Video shot by: Josh Harvey
By: Matt Zemek
We live in a strange world.
We live in a world where the Nebraska Cornhuskers can look utterly lost on defense against the likes of Wyoming and Minnesota but then smother Michigan in the Big House.
We live in a world where Brady Hoke – seemingly a rising star in the coaching profession two short seasons ago, a man who appeared likely to lead Michigan back to the mountaintop in college football – faces a 2014 season marked “win or bust.”
We live in a world where Bo Pelini – almost certain to be dismissed as Nebraska’s head coach if a Hail Mary pass had fallen incomplete against Northwestern a week ago – can pretty much guarantee a 2014 season if he beats Michigan State.
We live in a world where Nebraska – so abysmal at times this season – can capture the Big Ten Legends Division if it wins out. Yes, this would mark a second straight Legends title for the Cornhuskers, all while Hoke and Michigan are quite possibly headed for a December bowl game.

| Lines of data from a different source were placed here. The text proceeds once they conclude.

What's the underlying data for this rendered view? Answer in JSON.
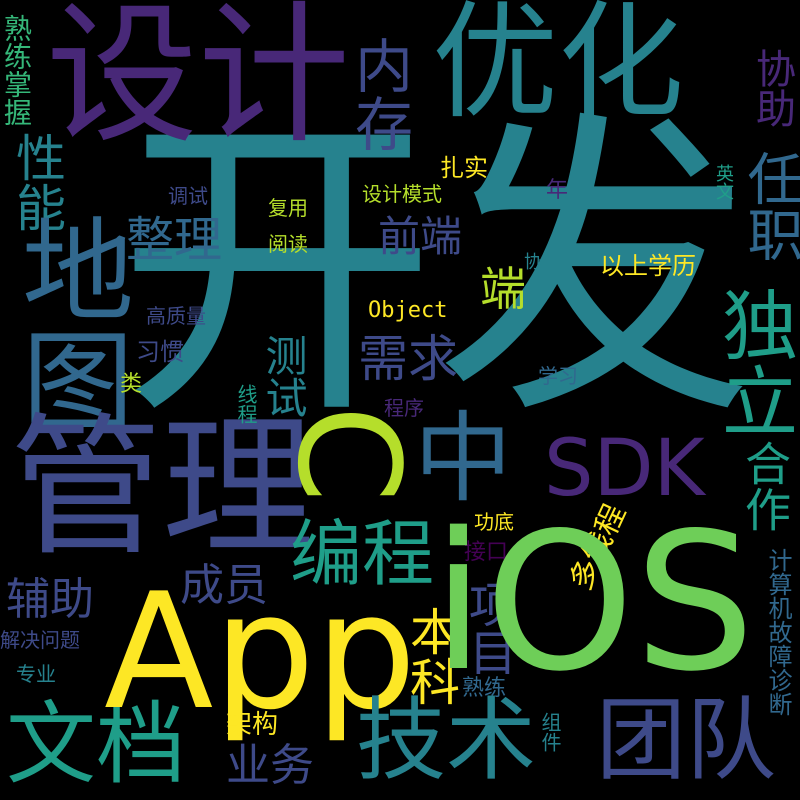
{
  "colors": {
    "background": "#000000",
    "yellow": "#fde725",
    "lime": "#b5de2b",
    "green": "#35b779",
    "lightgreen": "#6ece58",
    "teal": "#26828e",
    "tealdark": "#1f9e89",
    "blue": "#3e4a89",
    "navy": "#31688e",
    "purple": "#482878",
    "deeppurple": "#440154"
  },
  "words": {
    "kaifa": "开发",
    "sheji": "设计",
    "youhua": "优化",
    "neicun": "内存",
    "xiezhu": "协助",
    "renzhi": "任职",
    "duli": "独立",
    "ditu": "地图",
    "xingneng": "性能",
    "guanli": "管理",
    "c": "C",
    "zhong": "中",
    "sdk": "SDK",
    "hezuo": "合作",
    "app": "App",
    "ios": "iOS",
    "wendang": "文档",
    "jishu": "技术",
    "tuandui": "团队",
    "biancheng": "编程",
    "zhengli": "整理",
    "qianduan": "前端",
    "duan": "端",
    "xuqiu": "需求",
    "ceshi": "测试",
    "xiangmu": "项目",
    "benke": "本科",
    "fuzhu": "辅助",
    "chengyuan": "成员",
    "duoxiancheng": "多线程",
    "yewu": "业务",
    "jiagou": "架构",
    "shulian": "熟练",
    "jiekou": "接口",
    "gongdi": "功底",
    "zhuanye": "专业",
    "jiejuewenti": "解决问题",
    "zujian": "组件",
    "jisuanji": "计算机故障诊断",
    "shulianzhangwo": "熟练掌握",
    "tiaoshi": "调试",
    "fuyong": "复用",
    "yuedu": "阅读",
    "shejimoshi": "设计模式",
    "zhashi": "扎实",
    "nian": "年",
    "yingwen": "英文",
    "yishangxueli": "以上学历",
    "xie": "协",
    "object": "Object",
    "gaozhiliang": "高质量",
    "xiguan": "习惯",
    "lei": "类",
    "xiancheng": "线程",
    "chengxu": "程序",
    "xuexi": "学习"
  }
}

Michigan entered this contest as a team with a split personality. The Wolverines had a Seattle Seahawk-like ability to flourish at home but collapse on the road. For Michigan’s offensive line to falter at home against Nebraska’s defensive line represents the fullest indictment yet of the player development that’s (not) occurring in Ann Arbor. Some might say that recruits don’t mean much until they step onto the playing field in college. Others might say that the play selection of offensive coordinator Al Borges is to blame for Michigan’s woes. Those are reasonable criticisms. Yet, Michigan’s players just aren’t very good. Nebraska’s players were better, and Nebraska’s had trouble playing consistently for much of 2013.

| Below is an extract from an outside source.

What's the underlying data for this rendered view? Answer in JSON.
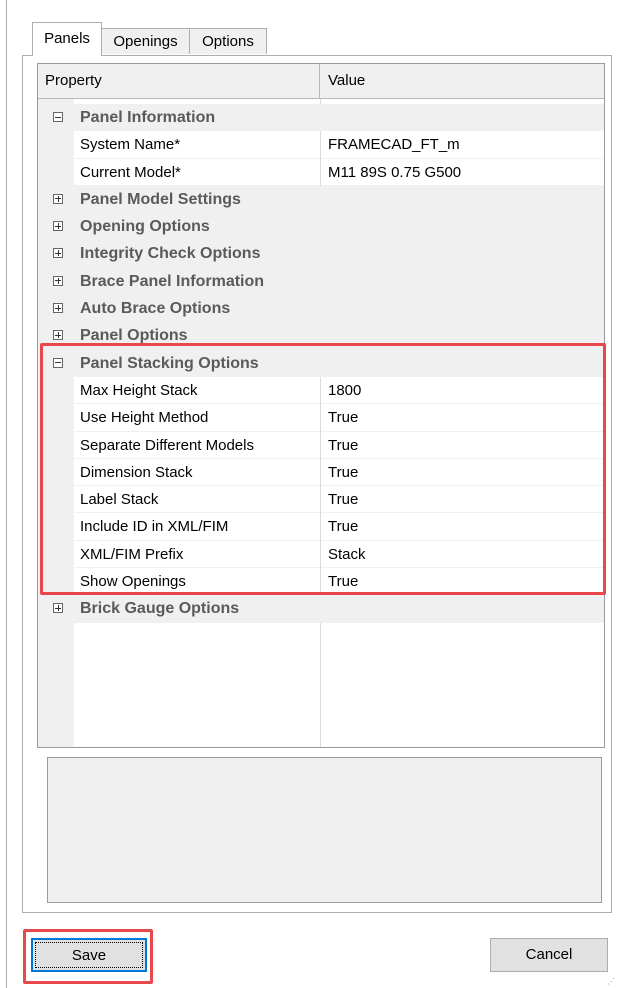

Bo Pelini is gaining job security. Brady Hoke’s job might be on the line 11 or 12 months from now. What a world we live in.